The plot has all the MacLean staples - sabotage, secret identities, wolves in sheep's clothing and a plot where no-one and nothing is what they appear to be. The only novelty is the location, a train rushing through the old West to bring medical supplies to a cholera-infected fort through strikingly snowbound mountain countryside beautifully captured through cinematographer Lucien Ballard's lens. But the fact that so much of the film is simply one of the author's beloved WW2 plots with outlaws and Indians instead of Nazis doesn't matter: it's the telling that counts, and with a tight script and strong direction from Tom Gries that is equally adept at the mystery (more a 'what the heck's going on?' than 'who's behind it all?') as action (most notably a good rooftop punch-up and a spectacular wreck) it's never a dull ride.
Bronson, still making an effort in those days, comes over well, while the strong supporting cast (including John Ford and Sam Peckinpah regular Ben Johnson, as well as Richard Crenna, Charles Durning and Ed Lauter) add a pleasing layer of professionalism and credibility. Even Jill Ireland, never the most interesting of leading ladies, acquits herself well here.Read more ›
Most recent customer reviews

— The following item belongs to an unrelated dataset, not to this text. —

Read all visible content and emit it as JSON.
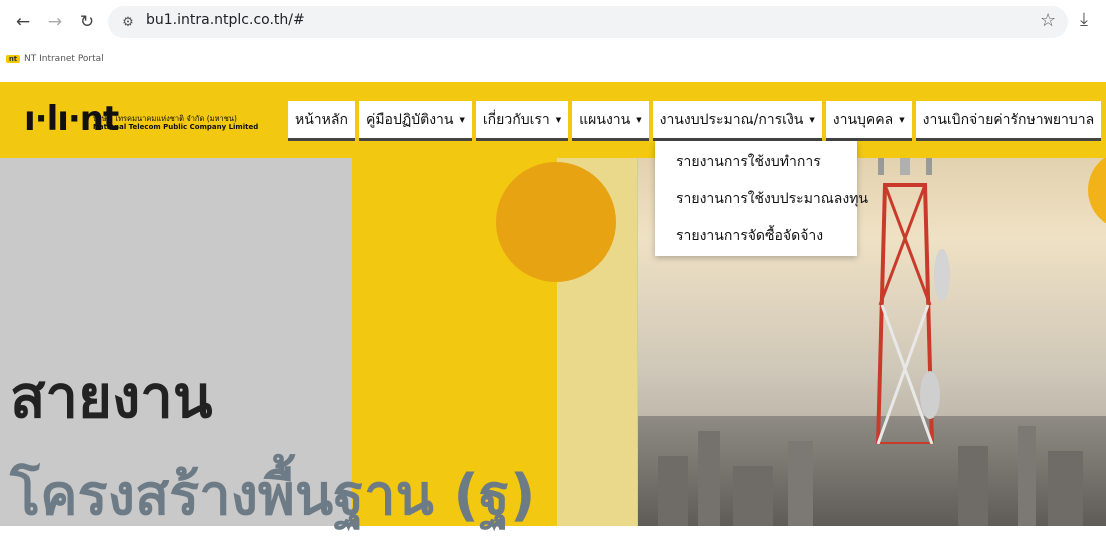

A Charles Bronson classic. He plays an undercover agent who discovers a conspiracy by renegade army officers. Great story, music and plot.Published 19 months ago by Russ C